===== THE RECORDS

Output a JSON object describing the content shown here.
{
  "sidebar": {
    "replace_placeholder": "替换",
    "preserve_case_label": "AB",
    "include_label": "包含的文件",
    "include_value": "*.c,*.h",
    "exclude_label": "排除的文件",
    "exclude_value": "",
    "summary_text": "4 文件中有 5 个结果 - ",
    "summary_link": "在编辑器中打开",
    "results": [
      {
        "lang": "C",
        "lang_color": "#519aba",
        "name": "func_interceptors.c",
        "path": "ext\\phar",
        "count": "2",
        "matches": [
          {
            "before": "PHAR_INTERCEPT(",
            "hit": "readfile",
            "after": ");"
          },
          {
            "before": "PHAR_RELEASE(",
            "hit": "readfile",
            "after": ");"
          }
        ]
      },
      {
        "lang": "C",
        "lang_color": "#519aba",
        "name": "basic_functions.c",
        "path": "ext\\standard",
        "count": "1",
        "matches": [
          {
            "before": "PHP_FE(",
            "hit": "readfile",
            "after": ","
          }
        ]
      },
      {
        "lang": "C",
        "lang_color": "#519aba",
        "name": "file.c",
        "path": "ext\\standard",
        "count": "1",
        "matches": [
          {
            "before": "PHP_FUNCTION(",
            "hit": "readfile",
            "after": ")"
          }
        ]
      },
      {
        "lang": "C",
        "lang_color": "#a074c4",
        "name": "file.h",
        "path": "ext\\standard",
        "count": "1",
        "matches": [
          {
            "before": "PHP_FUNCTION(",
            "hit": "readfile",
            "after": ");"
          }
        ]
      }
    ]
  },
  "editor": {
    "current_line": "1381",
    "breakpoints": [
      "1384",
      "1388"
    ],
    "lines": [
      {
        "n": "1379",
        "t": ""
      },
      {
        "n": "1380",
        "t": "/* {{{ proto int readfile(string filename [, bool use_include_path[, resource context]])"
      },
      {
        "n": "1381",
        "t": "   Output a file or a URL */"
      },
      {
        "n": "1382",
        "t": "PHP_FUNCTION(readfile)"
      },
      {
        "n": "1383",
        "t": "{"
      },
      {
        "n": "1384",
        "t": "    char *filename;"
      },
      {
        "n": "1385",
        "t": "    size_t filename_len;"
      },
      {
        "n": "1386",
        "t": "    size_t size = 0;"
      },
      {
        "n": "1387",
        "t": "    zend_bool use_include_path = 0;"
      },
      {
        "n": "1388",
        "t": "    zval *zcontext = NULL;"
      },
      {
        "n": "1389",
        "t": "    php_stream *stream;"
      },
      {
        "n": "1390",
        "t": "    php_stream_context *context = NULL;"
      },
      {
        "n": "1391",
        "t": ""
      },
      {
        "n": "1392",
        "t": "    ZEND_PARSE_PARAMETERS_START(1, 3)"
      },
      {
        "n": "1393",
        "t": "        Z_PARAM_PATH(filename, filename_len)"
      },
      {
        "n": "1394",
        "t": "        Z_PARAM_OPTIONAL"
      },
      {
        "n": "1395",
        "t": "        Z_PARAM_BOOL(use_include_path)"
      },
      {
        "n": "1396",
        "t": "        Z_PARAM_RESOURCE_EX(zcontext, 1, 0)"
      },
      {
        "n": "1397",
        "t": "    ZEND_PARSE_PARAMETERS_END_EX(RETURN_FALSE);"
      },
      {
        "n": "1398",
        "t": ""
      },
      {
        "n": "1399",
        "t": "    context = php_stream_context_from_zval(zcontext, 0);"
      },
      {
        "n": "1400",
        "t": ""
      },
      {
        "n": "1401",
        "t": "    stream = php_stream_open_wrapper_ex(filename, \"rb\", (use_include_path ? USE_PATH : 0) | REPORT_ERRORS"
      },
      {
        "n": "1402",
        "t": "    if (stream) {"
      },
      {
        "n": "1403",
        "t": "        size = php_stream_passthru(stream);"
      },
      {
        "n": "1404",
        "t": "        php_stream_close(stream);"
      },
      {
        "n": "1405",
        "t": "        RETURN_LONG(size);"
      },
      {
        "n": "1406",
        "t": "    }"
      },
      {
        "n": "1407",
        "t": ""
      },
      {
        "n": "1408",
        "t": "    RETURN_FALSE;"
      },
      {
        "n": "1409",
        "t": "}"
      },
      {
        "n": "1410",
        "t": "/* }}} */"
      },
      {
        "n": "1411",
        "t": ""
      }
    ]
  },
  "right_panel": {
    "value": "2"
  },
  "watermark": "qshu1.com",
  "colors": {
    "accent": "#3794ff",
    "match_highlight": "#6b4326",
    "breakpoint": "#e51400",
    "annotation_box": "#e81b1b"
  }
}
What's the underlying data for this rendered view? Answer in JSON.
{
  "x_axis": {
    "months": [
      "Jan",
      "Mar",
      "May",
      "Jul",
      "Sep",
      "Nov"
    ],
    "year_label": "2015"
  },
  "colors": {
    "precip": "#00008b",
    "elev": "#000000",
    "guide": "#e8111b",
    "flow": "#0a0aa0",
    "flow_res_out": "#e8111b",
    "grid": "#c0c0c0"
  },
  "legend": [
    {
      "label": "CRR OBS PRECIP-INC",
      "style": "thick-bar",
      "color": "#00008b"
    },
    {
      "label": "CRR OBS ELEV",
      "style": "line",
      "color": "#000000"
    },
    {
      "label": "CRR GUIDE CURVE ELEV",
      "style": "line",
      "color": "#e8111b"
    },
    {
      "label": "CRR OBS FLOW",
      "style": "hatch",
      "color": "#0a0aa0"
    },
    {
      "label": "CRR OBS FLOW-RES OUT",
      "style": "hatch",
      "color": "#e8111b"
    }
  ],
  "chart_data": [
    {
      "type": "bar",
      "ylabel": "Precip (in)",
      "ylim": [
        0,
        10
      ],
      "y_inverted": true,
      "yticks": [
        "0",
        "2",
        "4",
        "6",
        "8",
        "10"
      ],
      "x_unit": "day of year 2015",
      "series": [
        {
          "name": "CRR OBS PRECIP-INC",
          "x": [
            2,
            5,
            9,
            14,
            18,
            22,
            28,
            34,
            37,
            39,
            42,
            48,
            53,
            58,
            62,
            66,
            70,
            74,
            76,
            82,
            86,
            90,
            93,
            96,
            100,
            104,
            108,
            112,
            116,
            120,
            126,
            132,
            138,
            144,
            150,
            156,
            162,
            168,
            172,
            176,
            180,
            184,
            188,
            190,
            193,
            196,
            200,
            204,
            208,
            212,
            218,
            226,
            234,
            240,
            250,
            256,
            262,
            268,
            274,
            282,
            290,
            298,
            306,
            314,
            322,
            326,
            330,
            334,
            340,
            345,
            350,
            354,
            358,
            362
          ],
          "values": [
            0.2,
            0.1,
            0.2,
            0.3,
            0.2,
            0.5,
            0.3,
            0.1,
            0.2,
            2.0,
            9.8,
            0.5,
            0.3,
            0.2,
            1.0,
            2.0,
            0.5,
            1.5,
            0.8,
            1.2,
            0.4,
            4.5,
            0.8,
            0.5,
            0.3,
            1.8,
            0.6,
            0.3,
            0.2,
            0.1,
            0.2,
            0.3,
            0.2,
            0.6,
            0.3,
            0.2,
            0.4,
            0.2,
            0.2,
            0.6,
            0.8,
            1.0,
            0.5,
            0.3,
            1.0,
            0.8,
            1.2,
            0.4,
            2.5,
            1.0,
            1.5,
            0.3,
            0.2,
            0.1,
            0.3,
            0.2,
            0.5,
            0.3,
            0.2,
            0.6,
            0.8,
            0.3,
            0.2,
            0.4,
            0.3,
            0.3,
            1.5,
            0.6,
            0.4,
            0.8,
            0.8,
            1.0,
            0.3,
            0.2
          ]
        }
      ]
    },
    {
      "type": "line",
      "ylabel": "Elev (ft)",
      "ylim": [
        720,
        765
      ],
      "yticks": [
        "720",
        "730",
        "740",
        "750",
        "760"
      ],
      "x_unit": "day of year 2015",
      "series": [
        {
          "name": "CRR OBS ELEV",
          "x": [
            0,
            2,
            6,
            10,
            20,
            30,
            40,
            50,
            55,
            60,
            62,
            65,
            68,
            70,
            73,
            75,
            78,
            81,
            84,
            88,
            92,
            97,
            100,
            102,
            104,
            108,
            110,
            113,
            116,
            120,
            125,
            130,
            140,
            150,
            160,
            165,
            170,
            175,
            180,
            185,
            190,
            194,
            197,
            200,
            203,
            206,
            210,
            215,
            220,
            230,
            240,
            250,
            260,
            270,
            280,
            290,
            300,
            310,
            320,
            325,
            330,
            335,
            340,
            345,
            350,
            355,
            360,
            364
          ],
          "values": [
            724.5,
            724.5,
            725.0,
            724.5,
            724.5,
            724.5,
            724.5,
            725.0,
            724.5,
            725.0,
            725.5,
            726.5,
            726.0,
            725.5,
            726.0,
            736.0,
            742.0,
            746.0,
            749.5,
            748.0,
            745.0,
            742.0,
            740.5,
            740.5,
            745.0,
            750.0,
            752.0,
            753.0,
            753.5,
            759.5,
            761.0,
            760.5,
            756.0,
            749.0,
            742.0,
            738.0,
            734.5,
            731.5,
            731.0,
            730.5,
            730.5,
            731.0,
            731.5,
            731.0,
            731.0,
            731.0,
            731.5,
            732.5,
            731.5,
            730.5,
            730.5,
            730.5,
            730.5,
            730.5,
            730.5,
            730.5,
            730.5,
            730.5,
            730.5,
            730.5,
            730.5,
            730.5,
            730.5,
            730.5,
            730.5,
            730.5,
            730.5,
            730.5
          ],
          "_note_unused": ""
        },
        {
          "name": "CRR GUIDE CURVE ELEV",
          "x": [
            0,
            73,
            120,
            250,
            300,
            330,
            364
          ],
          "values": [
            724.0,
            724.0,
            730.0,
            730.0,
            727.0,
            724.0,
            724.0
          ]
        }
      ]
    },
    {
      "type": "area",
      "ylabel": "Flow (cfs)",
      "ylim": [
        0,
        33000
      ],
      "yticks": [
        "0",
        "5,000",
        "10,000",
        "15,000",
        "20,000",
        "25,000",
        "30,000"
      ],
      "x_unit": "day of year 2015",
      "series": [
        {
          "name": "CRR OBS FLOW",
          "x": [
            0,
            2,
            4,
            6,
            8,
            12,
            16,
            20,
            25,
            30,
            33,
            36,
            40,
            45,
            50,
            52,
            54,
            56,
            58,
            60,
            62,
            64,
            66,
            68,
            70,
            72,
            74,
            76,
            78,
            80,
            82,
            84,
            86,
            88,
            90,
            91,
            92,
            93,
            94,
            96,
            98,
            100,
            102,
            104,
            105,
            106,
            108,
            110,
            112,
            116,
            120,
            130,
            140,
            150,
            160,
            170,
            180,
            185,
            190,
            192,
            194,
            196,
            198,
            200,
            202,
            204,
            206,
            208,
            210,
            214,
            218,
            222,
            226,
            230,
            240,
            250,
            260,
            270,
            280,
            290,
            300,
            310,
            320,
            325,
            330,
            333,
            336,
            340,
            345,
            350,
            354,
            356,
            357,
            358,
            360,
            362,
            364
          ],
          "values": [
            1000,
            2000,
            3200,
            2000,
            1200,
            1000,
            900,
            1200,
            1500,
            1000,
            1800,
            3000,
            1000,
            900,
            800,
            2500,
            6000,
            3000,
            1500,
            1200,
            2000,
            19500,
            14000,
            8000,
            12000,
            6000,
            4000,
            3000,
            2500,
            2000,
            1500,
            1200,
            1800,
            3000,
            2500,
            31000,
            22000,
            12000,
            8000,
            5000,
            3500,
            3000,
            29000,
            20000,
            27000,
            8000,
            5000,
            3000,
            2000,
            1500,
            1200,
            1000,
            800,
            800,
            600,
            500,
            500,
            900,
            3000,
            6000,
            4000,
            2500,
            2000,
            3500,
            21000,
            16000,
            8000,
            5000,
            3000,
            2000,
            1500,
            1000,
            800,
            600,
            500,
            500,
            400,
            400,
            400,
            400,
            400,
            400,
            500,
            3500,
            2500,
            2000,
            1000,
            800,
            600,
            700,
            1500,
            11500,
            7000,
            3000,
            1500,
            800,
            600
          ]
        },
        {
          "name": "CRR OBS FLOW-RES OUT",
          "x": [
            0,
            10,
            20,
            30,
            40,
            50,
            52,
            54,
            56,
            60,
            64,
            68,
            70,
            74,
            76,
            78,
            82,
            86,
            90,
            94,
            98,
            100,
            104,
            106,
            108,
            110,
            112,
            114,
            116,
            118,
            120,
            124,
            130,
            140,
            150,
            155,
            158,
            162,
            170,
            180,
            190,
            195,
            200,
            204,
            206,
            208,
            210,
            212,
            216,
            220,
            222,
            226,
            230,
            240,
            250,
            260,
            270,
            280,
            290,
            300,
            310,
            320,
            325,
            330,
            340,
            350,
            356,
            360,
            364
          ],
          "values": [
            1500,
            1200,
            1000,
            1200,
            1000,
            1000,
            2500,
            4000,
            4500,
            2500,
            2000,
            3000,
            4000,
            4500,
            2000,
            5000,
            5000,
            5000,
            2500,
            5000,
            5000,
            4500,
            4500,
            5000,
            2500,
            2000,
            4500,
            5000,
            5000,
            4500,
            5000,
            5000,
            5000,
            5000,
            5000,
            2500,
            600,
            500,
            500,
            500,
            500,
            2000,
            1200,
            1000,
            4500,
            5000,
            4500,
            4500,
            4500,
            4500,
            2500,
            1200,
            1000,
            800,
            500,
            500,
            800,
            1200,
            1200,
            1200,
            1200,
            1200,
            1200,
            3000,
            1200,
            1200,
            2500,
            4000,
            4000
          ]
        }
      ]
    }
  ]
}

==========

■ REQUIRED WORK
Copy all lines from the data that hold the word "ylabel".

■ TASK RESPONSE
      "ylabel": "Precip (in)",
      "ylabel": "Elev (ft)",
      "ylabel": "Flow (cfs)",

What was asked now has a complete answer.